From that point on, the art business was no longer "mine" - it was "ours".
Although, I do all of the painting - My husband does almost everything else.
He manages the money end of things, he preps all of our pieces, he cuts all of the wood, installs all of the hardware, stays in contact with our clients, handles deliveries and shipping, manages the set-up and take down of all of our festival shows that we participate in - in essence, he runs the business.
And that doesn't even begin to cover all of the "extras" that he does around our home.
You know - like laundry and grocery shopping and taxi cabbing and on and on and on.
He is, by far and without question, way busier than when he was working at a traditional job.
And I know that I would be a mess without him.
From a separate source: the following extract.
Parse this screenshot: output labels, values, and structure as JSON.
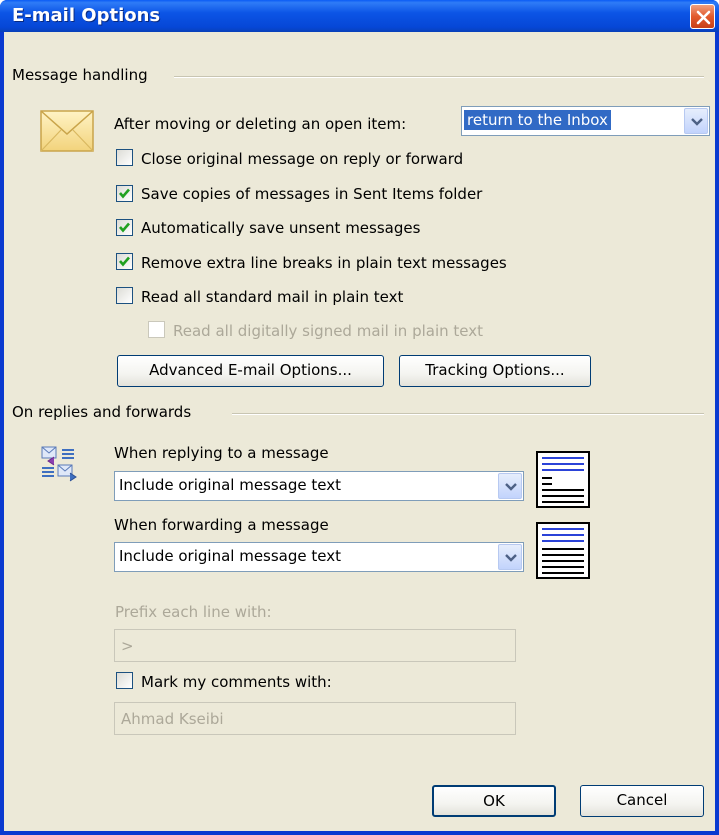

Now this lifestyle is nice in many ways.
I like coming home from work to dinner already be prepared. I like going to my closet and always having clean clothes.
I love not having to handle the tedious part of creating art . . like screwing on hardware and applying sealer.

But it is hard as well.
If you are an artist, you understand -
usually a good deal of the work is up front, and the
monetary rewards are sometimes. . .
well, let's just say they can be a little unpredictable.

This January - after months of filling orders, sitting at multiple sales on the weekends after a 40+ hour work-week, the craziness of the Holidays and then going straight into over-drive to prepare and pull off a wedding for my oldest daughter -
we emerged wondering who we were and what we were doing exactly.
We were beyond exhausted.
We faced a bit of a crisis - and needed to make some hard decisions.
At that point - the knee jerk decision was - quit the business.
Go back to a traditional lifestyle with us both working traditional jobs.

But for some reason - the more we talked about that - the more it felt like that was not what we were supposed to do.

So we took a deep breath and
we continue on.

I don't know.
Maybe I have something to offer others. Maybe I don't.
Maybe I am being prepped for something much bigger.  Maybe I'm not.
Maybe someday I will be recognized internationally. Maybe I won't.
Maybe what I am doing today is as big as this business is going to get.  Maybe not.

But regardless - I am going to continue on this life trying to live it intentionally.
And listening to my soul.


1 comment:

An'Angelia Thompson said...

These are lovely, Laurie!